(Excerpts from an interface dataset)
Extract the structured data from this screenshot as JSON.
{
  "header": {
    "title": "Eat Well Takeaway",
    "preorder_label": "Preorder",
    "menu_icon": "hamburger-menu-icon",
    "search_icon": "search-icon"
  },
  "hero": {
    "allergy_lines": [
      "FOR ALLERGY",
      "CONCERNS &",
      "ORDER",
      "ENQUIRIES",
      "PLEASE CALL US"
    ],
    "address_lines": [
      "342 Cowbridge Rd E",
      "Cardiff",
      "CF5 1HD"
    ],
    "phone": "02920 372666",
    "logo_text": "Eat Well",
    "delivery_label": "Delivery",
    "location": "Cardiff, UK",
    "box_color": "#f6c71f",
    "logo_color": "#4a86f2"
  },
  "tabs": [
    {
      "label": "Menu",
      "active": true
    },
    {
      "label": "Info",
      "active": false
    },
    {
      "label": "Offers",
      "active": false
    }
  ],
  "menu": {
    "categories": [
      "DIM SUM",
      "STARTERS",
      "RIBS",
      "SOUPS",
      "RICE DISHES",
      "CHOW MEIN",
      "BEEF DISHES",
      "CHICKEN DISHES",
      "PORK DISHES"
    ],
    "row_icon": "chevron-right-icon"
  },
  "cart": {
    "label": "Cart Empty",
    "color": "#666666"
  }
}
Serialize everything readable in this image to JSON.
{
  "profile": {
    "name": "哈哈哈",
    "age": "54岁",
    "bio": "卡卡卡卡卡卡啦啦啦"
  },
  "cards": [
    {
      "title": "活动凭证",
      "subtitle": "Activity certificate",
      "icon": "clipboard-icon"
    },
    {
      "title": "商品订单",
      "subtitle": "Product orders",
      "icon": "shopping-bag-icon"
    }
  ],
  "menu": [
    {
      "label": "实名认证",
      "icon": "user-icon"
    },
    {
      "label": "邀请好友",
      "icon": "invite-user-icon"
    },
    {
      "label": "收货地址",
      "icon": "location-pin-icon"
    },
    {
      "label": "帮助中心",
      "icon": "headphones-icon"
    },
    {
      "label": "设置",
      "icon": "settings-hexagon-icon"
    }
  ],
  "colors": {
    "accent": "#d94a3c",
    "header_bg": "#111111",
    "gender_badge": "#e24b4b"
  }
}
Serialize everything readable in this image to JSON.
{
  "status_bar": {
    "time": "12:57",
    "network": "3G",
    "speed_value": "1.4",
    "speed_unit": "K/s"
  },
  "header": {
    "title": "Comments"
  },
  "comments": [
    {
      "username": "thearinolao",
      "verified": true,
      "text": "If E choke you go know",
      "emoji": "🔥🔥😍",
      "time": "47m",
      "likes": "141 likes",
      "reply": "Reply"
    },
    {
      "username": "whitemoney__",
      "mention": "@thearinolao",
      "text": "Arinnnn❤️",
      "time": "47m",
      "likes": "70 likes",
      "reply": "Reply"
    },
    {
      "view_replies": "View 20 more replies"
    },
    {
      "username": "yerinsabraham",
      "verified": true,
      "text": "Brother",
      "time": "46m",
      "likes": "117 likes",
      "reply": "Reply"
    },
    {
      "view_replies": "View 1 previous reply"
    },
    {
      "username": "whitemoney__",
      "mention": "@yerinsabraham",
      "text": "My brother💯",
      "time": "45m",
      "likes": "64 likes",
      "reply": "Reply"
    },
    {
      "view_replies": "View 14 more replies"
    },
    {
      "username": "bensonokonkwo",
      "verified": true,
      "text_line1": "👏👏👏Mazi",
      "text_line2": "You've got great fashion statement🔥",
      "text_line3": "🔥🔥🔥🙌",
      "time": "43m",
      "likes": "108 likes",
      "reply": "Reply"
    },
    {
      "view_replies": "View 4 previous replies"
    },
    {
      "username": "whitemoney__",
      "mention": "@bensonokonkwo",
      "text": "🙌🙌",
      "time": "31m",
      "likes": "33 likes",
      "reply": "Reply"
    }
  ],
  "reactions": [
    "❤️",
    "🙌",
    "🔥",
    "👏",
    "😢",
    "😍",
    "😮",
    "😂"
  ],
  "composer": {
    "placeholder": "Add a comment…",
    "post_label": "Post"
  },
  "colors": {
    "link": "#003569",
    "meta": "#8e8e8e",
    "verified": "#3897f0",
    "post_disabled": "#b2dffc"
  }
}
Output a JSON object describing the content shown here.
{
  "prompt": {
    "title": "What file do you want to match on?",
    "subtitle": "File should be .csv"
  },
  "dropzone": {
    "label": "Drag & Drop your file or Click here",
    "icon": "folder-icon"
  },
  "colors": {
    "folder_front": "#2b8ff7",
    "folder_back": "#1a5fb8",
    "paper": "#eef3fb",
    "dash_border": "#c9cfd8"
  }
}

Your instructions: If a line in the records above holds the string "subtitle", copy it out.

Answer:
      "subtitle": "Activity certificate",
      "subtitle": "Product orders",
    "subtitle": "File should be .csv"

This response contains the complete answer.